The first thing Vanderkam recommends is tracking your time, which makes sense. If you don't know how you spend your time, how will you know how to spend it better?
Coincidentally (or perhaps not coincidentally, since figuring out how to best use my time before I go back to work has been on my mind), I had been kind of half-assedly trying to track my time over the last couple of weeks by writing down my daily activities in a ratty old notebook. The trouble was, I'd get going on a project, rush out of the house to pick up the kids, hurry home to make dinner, and lose all track of where those hours went. With a spreadsheet, I feel obligated to fill in all those gaping boxes. This is how day one looked:
12:00 a.m. - 7:00 a.m.: Sleep
7:30 Exercise (yoga, walk)
8:00 - 8:45: Cook/ Eat (breakfast) /Read (news)
8:45 - 10:00: Writing
10:00: Clean/Organize (tidy kitchen)/ Shower/ Dress
10:30 - 11:30: Blog
11:30 - 12:00: Email
12:00 - 1:00: Cook/Eat (lunch)/Read (Orion)
1:00 - 3:00: Volunteer (Literary Mama; finalize Nov. essay)
3:00 - 3:30: Exercise (balance board)
3:30 - 4:30: Clean/Organize (tidy kitchen; organize desk drawer)
4:30 - 4:45: Volunteer (MMNP; prep for conf. call)
4:45 - 6:00: Cook / Eat (dinner)
6:00 - 7:15: Volunteer (MMNP; conf call)
7:15 - 7:45: Clean/Organize (sort & fold laundry)
7:45 - 8:00: Art (watercolor)/ Social Media (Instagram)
8:00 - 9:00: Entertainment (TV)/ Craft (knitting)
9:00 - 10:00: Read (fiction)
10:00 -12:00 Sleep
Yesterday was a little unusual in that it rained all day, so I didn't go outside except for that one short walk in the morning. E and Z also didn't have cross-country practice, so I didn't have to pick them up. That freed up an hour, which I might otherwise have spent reading or knitting (or going outside, if it weren't raining), but which I put to use cleaning up the kitchen and my desk drawer, in part because I'd yanked the drawer out in frustration and put it in the middle of the floor earlier in the day, and in part because C was home early, and it's difficult to sit and relax when other people are around, potentially judging you. I also listened to writing podcasts while I exercised and cleaned, which I could count as professional development. Also, because I knit while I was watching TV, there's an extra hour in there. I realize there's a bit of the observer effect going on here—that is the act of observing my behavior is affecting that behavior, but since this is a project in figuring out how to better spend my time, not a research study, that's all to the good.

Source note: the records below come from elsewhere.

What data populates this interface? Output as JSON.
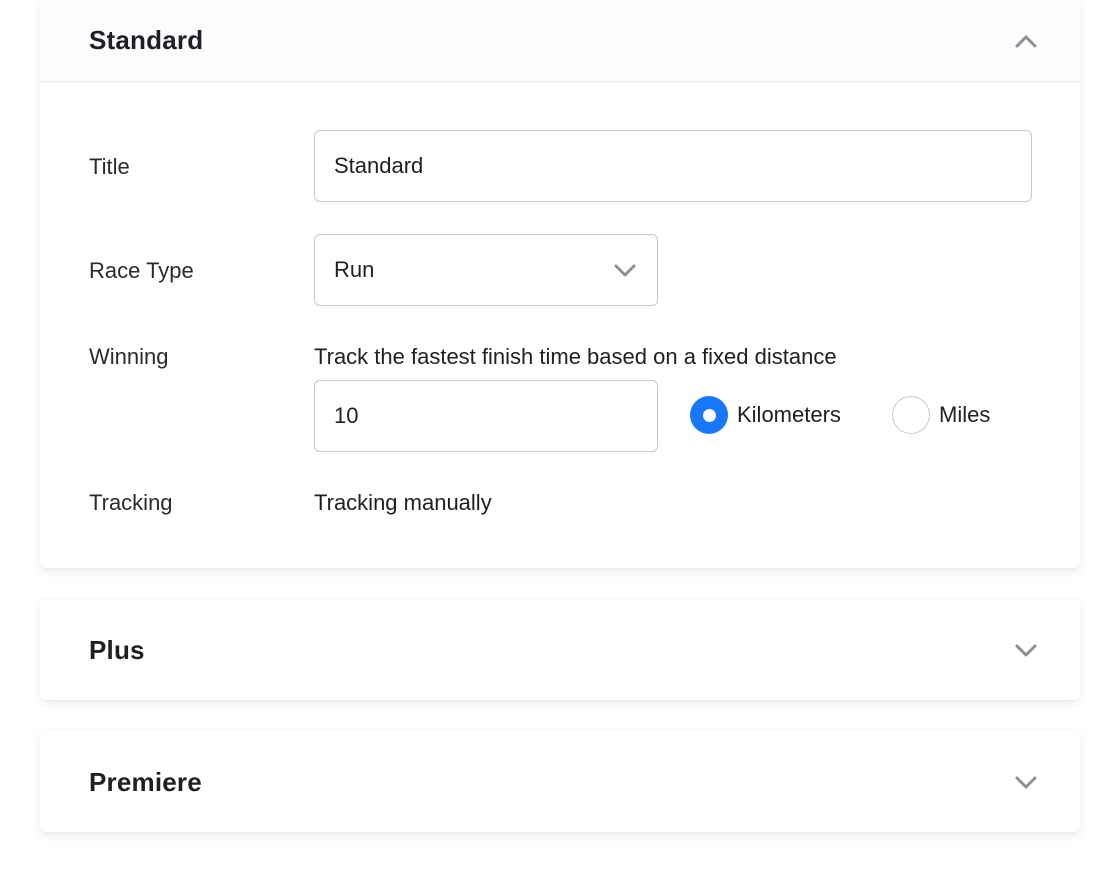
{
  "sections": {
    "standard": {
      "title": "Standard",
      "expanded": true,
      "fields": {
        "title_label": "Title",
        "title_value": "Standard",
        "race_type_label": "Race Type",
        "race_type_value": "Run",
        "winning_label": "Winning",
        "winning_help": "Track the fastest finish time based on a fixed distance",
        "distance_value": "10",
        "unit_options": [
          "Kilometers",
          "Miles"
        ],
        "unit_selected": "Kilometers",
        "tracking_label": "Tracking",
        "tracking_value": "Tracking manually"
      }
    },
    "plus": {
      "title": "Plus",
      "expanded": false
    },
    "premiere": {
      "title": "Premiere",
      "expanded": false
    }
  },
  "icons": {
    "standard_toggle": "chevron-up-icon",
    "race_type_select": "chevron-down-icon",
    "plus_toggle": "chevron-down-icon",
    "premiere_toggle": "chevron-down-icon"
  },
  "colors": {
    "accent": "#1677ff",
    "border": "#c8c8cc",
    "chevron": "#8e8e93",
    "text": "#1f1f24"
  }
}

If I think about my realistic ideal day (another Vanderkam concept), I see that a lot of the elements I'd want it to contain are here: writing, reading, art-making, crafting. I'd like to take more time for going outside and spending time in nature (maybe I should have grabbed my umbrella and rain boots and walked in the rain) and for self-care, which I'm terrible at (I can't even think of anything good other than a bubble bath). I'd also wish for more positive, active family engagement, but that's tough with two teenagers who have a lot of homework and who want to spend their non-homework time doint their own thing. But the first step is awareness. I'll be back next Tuesday with the results of week one.

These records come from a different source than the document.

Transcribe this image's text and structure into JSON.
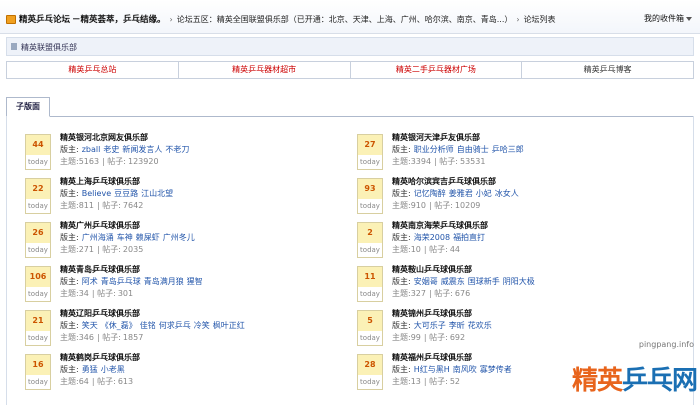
{
  "header": {
    "site_name": "精英乒乓论坛",
    "slogan": "－精英荟萃，乒乓结缘。",
    "crumb_sep1": "›",
    "crumb1": "论坛五区：精英全国联盟俱乐部（已开通：北京、天津、上海、广州、哈尔滨、南京、青岛...）",
    "crumb_sep2": "›",
    "crumb2": "论坛列表",
    "my_fav": "我的收件箱"
  },
  "forum_title": "精英联盟俱乐部",
  "links": [
    "精英乒乓总站",
    "精英乒乓器材超市",
    "精英二手乒乓器材广场",
    "精英乒乓博客"
  ],
  "tab_label": "子版面",
  "today_label": "today",
  "watermark": {
    "url": "pingpang.info",
    "text_first": "精英",
    "text_rest": "乒乓网"
  },
  "forums": [
    {
      "count": "44",
      "name": "精英银河北京网友俱乐部",
      "mod_label": "版主:",
      "mods": [
        "zball",
        "老史",
        "新闻发言人",
        "不老刀"
      ],
      "topics_label": "主题:",
      "topics": "5163",
      "posts_label": "| 帖子:",
      "posts": "123920"
    },
    {
      "count": "27",
      "name": "精英银河天津乒友俱乐部",
      "mod_label": "版主:",
      "mods": [
        "职业分析师",
        "自由骑士",
        "乒哈三郎"
      ],
      "topics_label": "主题:",
      "topics": "3394",
      "posts_label": "| 帖子:",
      "posts": "53531"
    },
    {
      "count": "22",
      "name": "精英上海乒乓球俱乐部",
      "mod_label": "版主:",
      "mods": [
        "Believe",
        "豆豆路",
        "江山北望"
      ],
      "topics_label": "主题:",
      "topics": "811",
      "posts_label": "| 帖子:",
      "posts": "7642"
    },
    {
      "count": "93",
      "name": "精英哈尔滨宾吉乒乓球俱乐部",
      "mod_label": "版主:",
      "mods": [
        "记忆陶醉",
        "姜雅君",
        "小妃",
        "冰女人"
      ],
      "topics_label": "主题:",
      "topics": "910",
      "posts_label": "| 帖子:",
      "posts": "10209"
    },
    {
      "count": "26",
      "name": "精英广州乒乓球俱乐部",
      "mod_label": "版主:",
      "mods": [
        "广州海涌",
        "车神",
        "赖屎虾",
        "广州冬儿"
      ],
      "topics_label": "主题:",
      "topics": "271",
      "posts_label": "| 帖子:",
      "posts": "2035"
    },
    {
      "count": "2",
      "name": "精英南京海荣乒乓球俱乐部",
      "mod_label": "版主:",
      "mods": [
        "海荣2008",
        "福拍直打"
      ],
      "topics_label": "主题:",
      "topics": "10",
      "posts_label": "| 帖子:",
      "posts": "44"
    },
    {
      "count": "106",
      "name": "精英青岛乒乓球俱乐部",
      "mod_label": "版主:",
      "mods": [
        "阿术",
        "青岛乒乓球",
        "青岛满月狼",
        "猩智"
      ],
      "topics_label": "主题:",
      "topics": "34",
      "posts_label": "| 帖子:",
      "posts": "301"
    },
    {
      "count": "11",
      "name": "精英鞍山乒乓球俱乐部",
      "mod_label": "版主:",
      "mods": [
        "安姻哥",
        "威震东",
        "国球新手",
        "阴阳大极"
      ],
      "topics_label": "主题:",
      "topics": "327",
      "posts_label": "| 帖子:",
      "posts": "676"
    },
    {
      "count": "21",
      "name": "精英辽阳乒乓球俱乐部",
      "mod_label": "版主:",
      "mods": [
        "笑天",
        "《休_磊》",
        "佳铭",
        "何求乒乓",
        "冷笑",
        "枫叶正红"
      ],
      "topics_label": "主题:",
      "topics": "346",
      "posts_label": "| 帖子:",
      "posts": "1857"
    },
    {
      "count": "5",
      "name": "精英锦州乒乓球俱乐部",
      "mod_label": "版主:",
      "mods": [
        "大可乐子",
        "李昕",
        "花欢乐"
      ],
      "topics_label": "主题:",
      "topics": "99",
      "posts_label": "| 帖子:",
      "posts": "692"
    },
    {
      "count": "16",
      "name": "精英鹤岗乒乓球俱乐部",
      "mod_label": "版主:",
      "mods": [
        "勇猛",
        "小老黑"
      ],
      "topics_label": "主题:",
      "topics": "64",
      "posts_label": "| 帖子:",
      "posts": "613"
    },
    {
      "count": "28",
      "name": "精英福州乒乓球俱乐部",
      "mod_label": "版主:",
      "mods": [
        "H红与黑H",
        "南风吹",
        "寡梦传者"
      ],
      "topics_label": "主题:",
      "topics": "13",
      "posts_label": "| 帖子:",
      "posts": "52"
    }
  ]
}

This is all pretty borning compared to the Daily Schedule I posted ten years ago on this blog, an amusing, and slightly terrifying, glimpse into life with small children. Looking at it now, I wonder how I survived one day let alone years of it. It makes any time management challenges I might face now (even when I get back to working 10 or more hours per day) seem downright quaint.